> **Exercise details**
Your copy should repeat each record exactly and contain none of the pictures.

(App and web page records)
--- START ---

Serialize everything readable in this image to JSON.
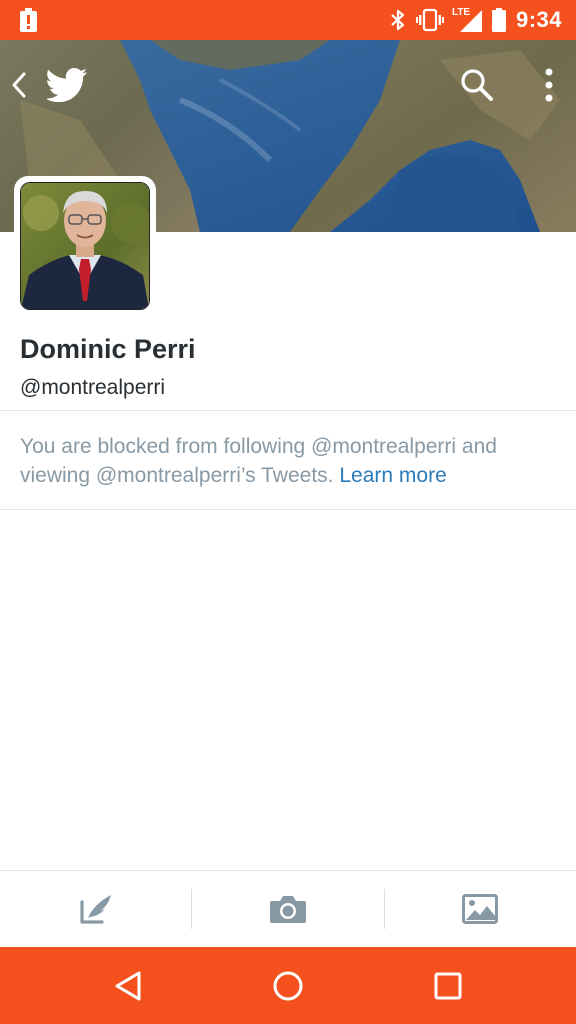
{
  "status_bar": {
    "time": "9:34",
    "network_label": "LTE",
    "icons": [
      "alert-icon",
      "bluetooth-icon",
      "vibrate-icon",
      "signal-icon",
      "battery-icon"
    ]
  },
  "header": {
    "icons": [
      "back-icon",
      "twitter-bird-icon",
      "search-icon",
      "overflow-menu-icon"
    ]
  },
  "profile": {
    "name": "Dominic Perri",
    "handle": "@montrealperri"
  },
  "blocked_notice": {
    "text": "You are blocked from following @montrealperri and viewing @montrealperri’s Tweets.",
    "link": "Learn more"
  },
  "compose_bar": {
    "icons": [
      "compose-tweet-icon",
      "camera-icon",
      "image-gallery-icon"
    ]
  },
  "nav_bar": {
    "icons": [
      "nav-back-icon",
      "nav-home-icon",
      "nav-recents-icon"
    ]
  },
  "colors": {
    "system_bars": "#f4511e",
    "link": "#2b7bb9",
    "muted_text": "#8899a6",
    "primary_text": "#292f33",
    "icon_gray": "#8899a6"
  }
}
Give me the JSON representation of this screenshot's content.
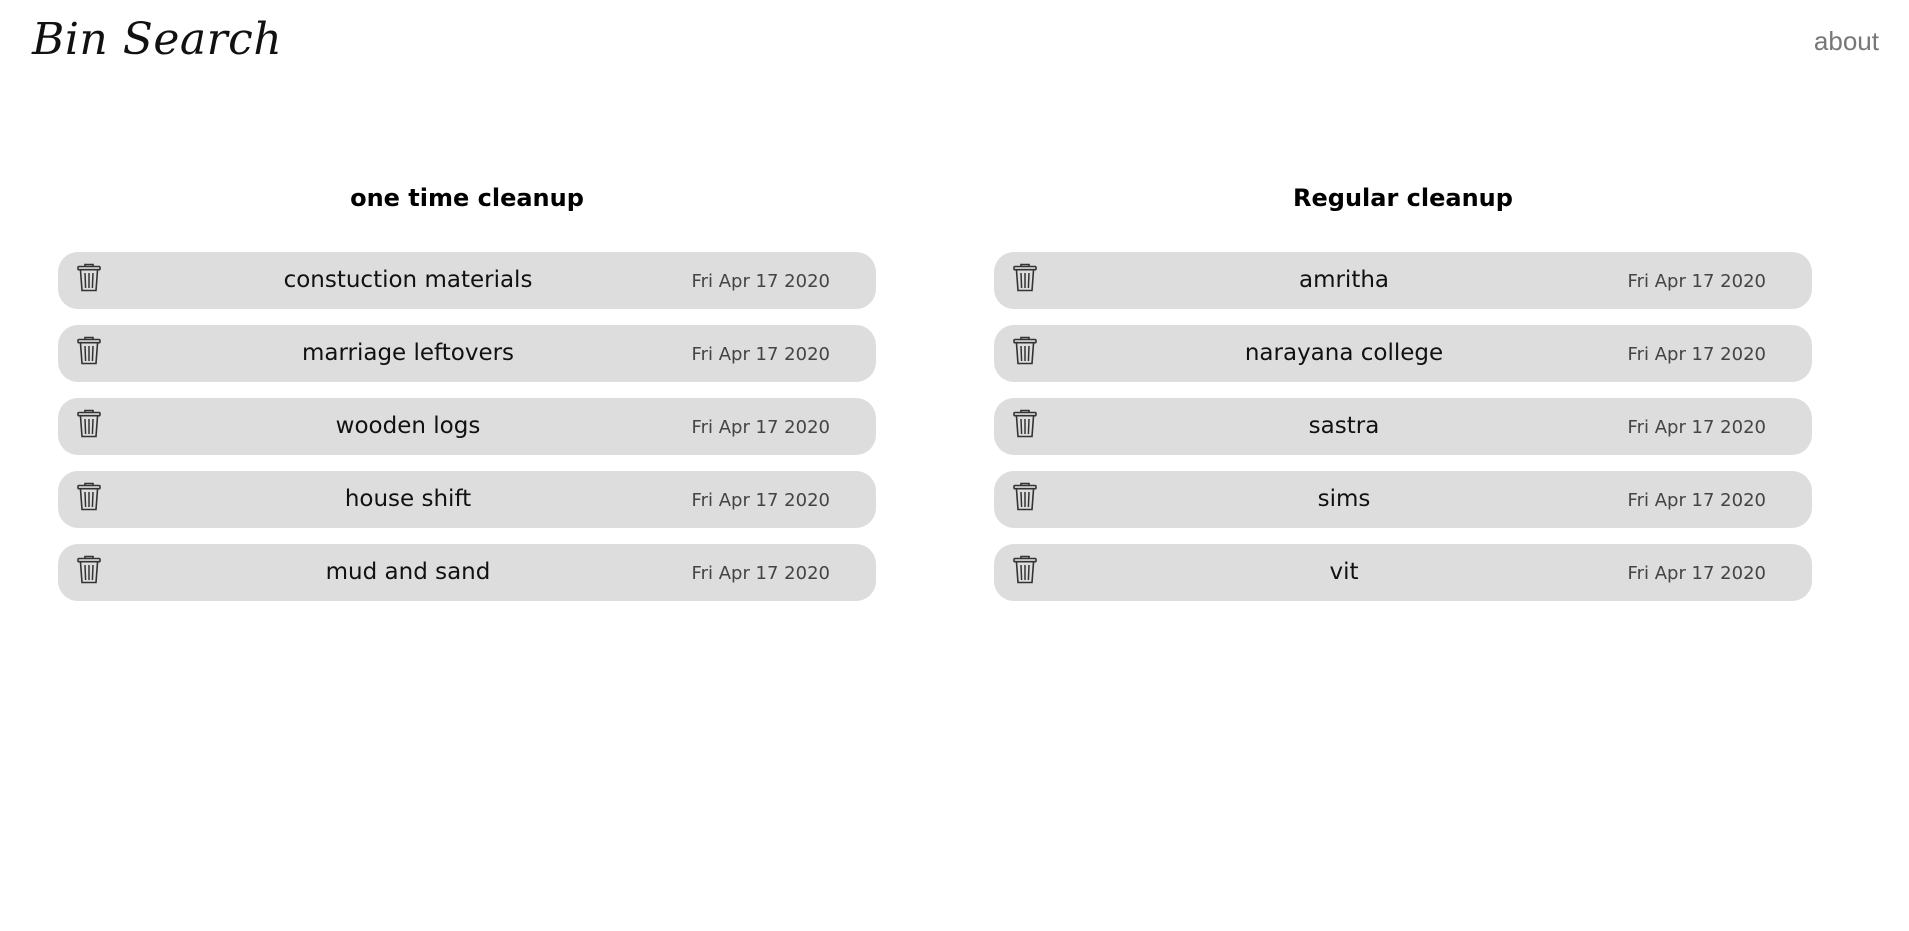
{
  "header": {
    "logo_text": "Bin Search",
    "about_label": "about"
  },
  "columns": [
    {
      "title": "one time cleanup",
      "items": [
        {
          "name": "constuction materials",
          "date": "Fri Apr 17 2020",
          "icon": "trash-icon"
        },
        {
          "name": "marriage leftovers",
          "date": "Fri Apr 17 2020",
          "icon": "trash-icon"
        },
        {
          "name": "wooden logs",
          "date": "Fri Apr 17 2020",
          "icon": "trash-icon"
        },
        {
          "name": "house shift",
          "date": "Fri Apr 17 2020",
          "icon": "trash-icon"
        },
        {
          "name": "mud and sand",
          "date": "Fri Apr 17 2020",
          "icon": "trash-icon"
        }
      ]
    },
    {
      "title": "Regular cleanup",
      "items": [
        {
          "name": "amritha",
          "date": "Fri Apr 17 2020",
          "icon": "trash-icon"
        },
        {
          "name": "narayana college",
          "date": "Fri Apr 17 2020",
          "icon": "trash-icon"
        },
        {
          "name": "sastra",
          "date": "Fri Apr 17 2020",
          "icon": "trash-icon"
        },
        {
          "name": "sims",
          "date": "Fri Apr 17 2020",
          "icon": "trash-icon"
        },
        {
          "name": "vit",
          "date": "Fri Apr 17 2020",
          "icon": "trash-icon"
        }
      ]
    }
  ],
  "colors": {
    "item_background": "#dddddd",
    "about_link": "#777777",
    "date_text": "#444444"
  }
}
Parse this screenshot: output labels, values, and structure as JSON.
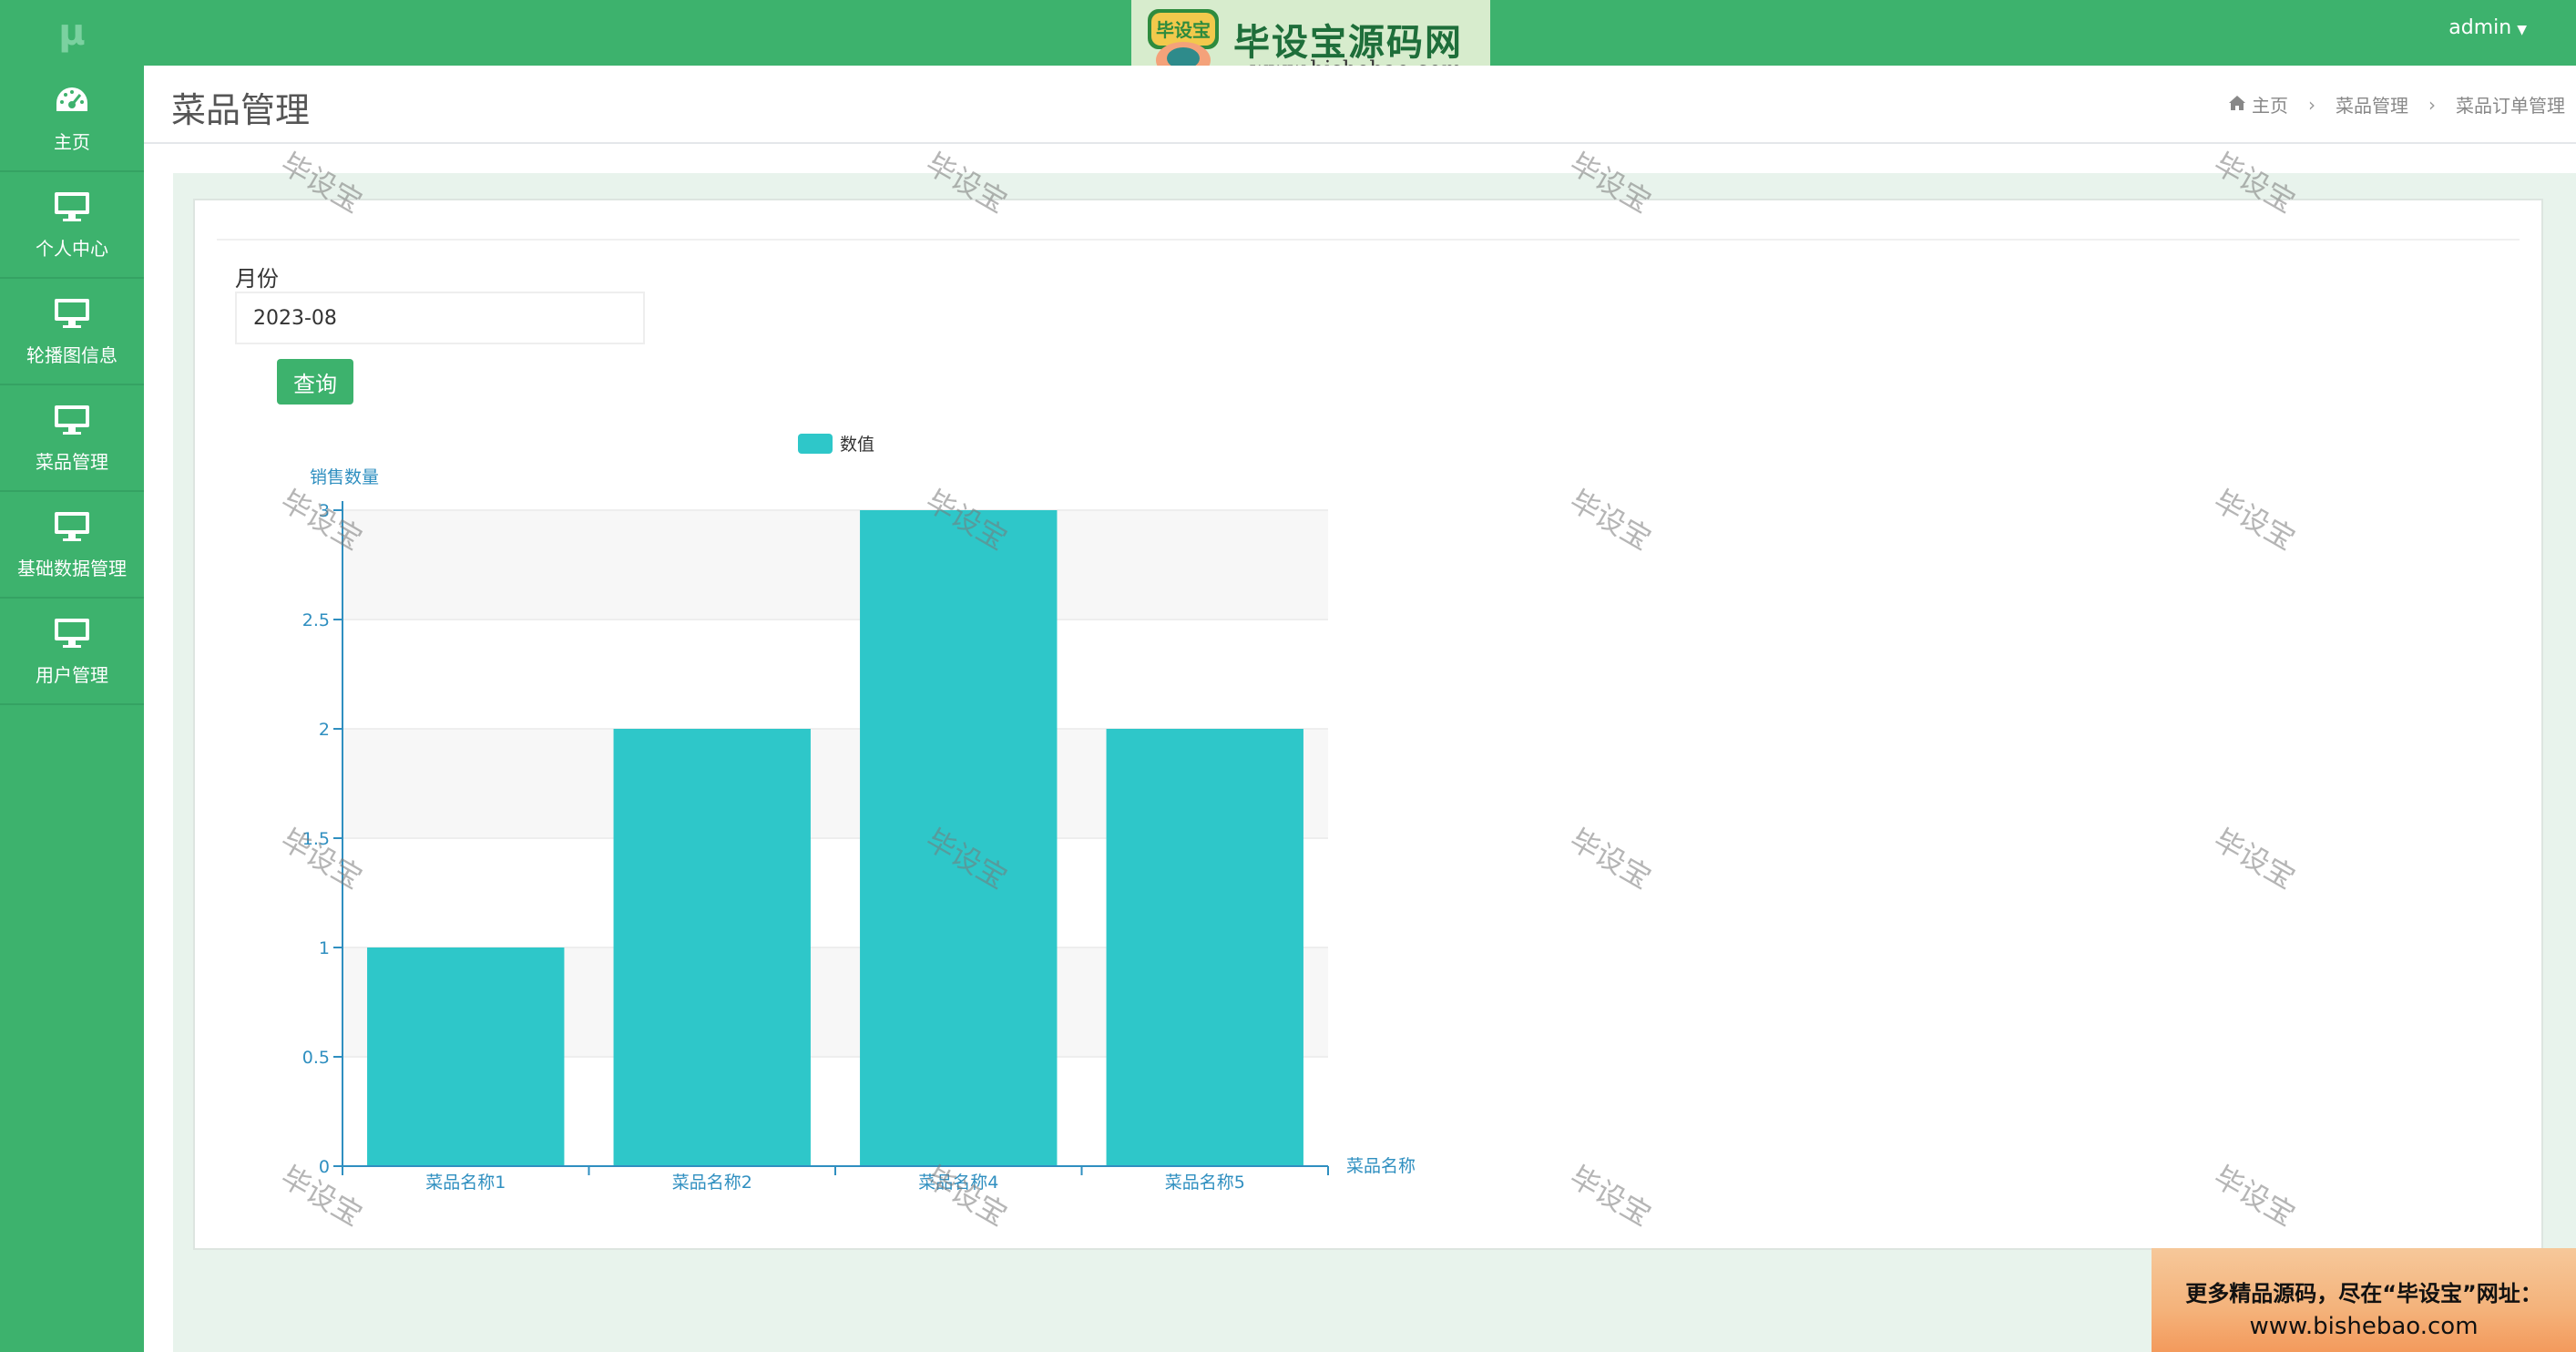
{
  "sidebar": {
    "logo": "μ",
    "items": [
      {
        "label": "主页",
        "icon": "dashboard-icon"
      },
      {
        "label": "个人中心",
        "icon": "monitor-icon"
      },
      {
        "label": "轮播图信息",
        "icon": "monitor-icon"
      },
      {
        "label": "菜品管理",
        "icon": "monitor-icon"
      },
      {
        "label": "基础数据管理",
        "icon": "monitor-icon"
      },
      {
        "label": "用户管理",
        "icon": "monitor-icon"
      }
    ]
  },
  "topbar": {
    "user": "admin"
  },
  "brand": {
    "logo_text": "毕设宝",
    "name": "毕设宝源码网",
    "url": "www.bishebao.com"
  },
  "header": {
    "title": "菜品管理",
    "breadcrumb": [
      "主页",
      "菜品管理",
      "菜品订单管理"
    ]
  },
  "form": {
    "month_label": "月份",
    "month_value": "2023-08",
    "query_label": "查询"
  },
  "chart_data": {
    "type": "bar",
    "legend": [
      "数值"
    ],
    "ylabel": "销售数量",
    "xlabel": "菜品名称",
    "categories": [
      "菜品名称1",
      "菜品名称2",
      "菜品名称4",
      "菜品名称5"
    ],
    "series": [
      {
        "name": "数值",
        "values": [
          1,
          2,
          3,
          2
        ]
      }
    ],
    "ylim": [
      0,
      3
    ],
    "yticks": [
      "0",
      "0.5",
      "1",
      "1.5",
      "2",
      "2.5",
      "3"
    ],
    "color": "#2ec7c9"
  },
  "watermark": {
    "text": "毕设宝"
  },
  "promo": {
    "line1": "更多精品源码，尽在“毕设宝”网址：",
    "line2": "www.bishebao.com"
  }
}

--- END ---

> **Answer to the exercise**
Serialize everything readable in this image to JSON.
{
  "status_bar": {
    "time": "9:34",
    "network_label": "LTE",
    "icons": [
      "alert-icon",
      "bluetooth-icon",
      "vibrate-icon",
      "signal-icon",
      "battery-icon"
    ]
  },
  "header": {
    "icons": [
      "back-icon",
      "twitter-bird-icon",
      "search-icon",
      "overflow-menu-icon"
    ]
  },
  "profile": {
    "name": "Dominic Perri",
    "handle": "@montrealperri"
  },
  "blocked_notice": {
    "text": "You are blocked from following @montrealperri and viewing @montrealperri’s Tweets.",
    "link": "Learn more"
  },
  "compose_bar": {
    "icons": [
      "compose-tweet-icon",
      "camera-icon",
      "image-gallery-icon"
    ]
  },
  "nav_bar": {
    "icons": [
      "nav-back-icon",
      "nav-home-icon",
      "nav-recents-icon"
    ]
  },
  "colors": {
    "system_bars": "#f4511e",
    "link": "#2b7bb9",
    "muted_text": "#8899a6",
    "primary_text": "#292f33",
    "icon_gray": "#8899a6"
  }
}
Give me the JSON representation of this screenshot's content.
{
  "header": {
    "logo_text": "Bin Search",
    "about_label": "about"
  },
  "columns": [
    {
      "title": "one time cleanup",
      "items": [
        {
          "name": "constuction materials",
          "date": "Fri Apr 17 2020",
          "icon": "trash-icon"
        },
        {
          "name": "marriage leftovers",
          "date": "Fri Apr 17 2020",
          "icon": "trash-icon"
        },
        {
          "name": "wooden logs",
          "date": "Fri Apr 17 2020",
          "icon": "trash-icon"
        },
        {
          "name": "house shift",
          "date": "Fri Apr 17 2020",
          "icon": "trash-icon"
        },
        {
          "name": "mud and sand",
          "date": "Fri Apr 17 2020",
          "icon": "trash-icon"
        }
      ]
    },
    {
      "title": "Regular cleanup",
      "items": [
        {
          "name": "amritha",
          "date": "Fri Apr 17 2020",
          "icon": "trash-icon"
        },
        {
          "name": "narayana college",
          "date": "Fri Apr 17 2020",
          "icon": "trash-icon"
        },
        {
          "name": "sastra",
          "date": "Fri Apr 17 2020",
          "icon": "trash-icon"
        },
        {
          "name": "sims",
          "date": "Fri Apr 17 2020",
          "icon": "trash-icon"
        },
        {
          "name": "vit",
          "date": "Fri Apr 17 2020",
          "icon": "trash-icon"
        }
      ]
    }
  ],
  "colors": {
    "item_background": "#dddddd",
    "about_link": "#777777",
    "date_text": "#444444"
  }
}
Parse this screenshot: output labels, values, and structure as JSON.
{
  "sidebar": {
    "logo": "μ",
    "items": [
      {
        "label": "主页",
        "icon": "dashboard-icon"
      },
      {
        "label": "个人中心",
        "icon": "monitor-icon"
      },
      {
        "label": "轮播图信息",
        "icon": "monitor-icon"
      },
      {
        "label": "菜品管理",
        "icon": "monitor-icon"
      },
      {
        "label": "基础数据管理",
        "icon": "monitor-icon"
      },
      {
        "label": "用户管理",
        "icon": "monitor-icon"
      }
    ]
  },
  "topbar": {
    "user": "admin"
  },
  "brand": {
    "logo_text": "毕设宝",
    "name": "毕设宝源码网",
    "url": "www.bishebao.com"
  },
  "header": {
    "title": "菜品管理",
    "breadcrumb": [
      "主页",
      "菜品管理",
      "菜品订单管理"
    ]
  },
  "form": {
    "month_label": "月份",
    "month_value": "2023-08",
    "query_label": "查询"
  },
  "chart_data": {
    "type": "bar",
    "legend": [
      "数值"
    ],
    "ylabel": "销售数量",
    "xlabel": "菜品名称",
    "categories": [
      "菜品名称1",
      "菜品名称2",
      "菜品名称4",
      "菜品名称5"
    ],
    "series": [
      {
        "name": "数值",
        "values": [
          1,
          2,
          3,
          2
        ]
      }
    ],
    "ylim": [
      0,
      3
    ],
    "yticks": [
      "0",
      "0.5",
      "1",
      "1.5",
      "2",
      "2.5",
      "3"
    ],
    "color": "#2ec7c9"
  },
  "watermark": {
    "text": "毕设宝"
  },
  "promo": {
    "line1": "更多精品源码，尽在“毕设宝”网址：",
    "line2": "www.bishebao.com"
  }
}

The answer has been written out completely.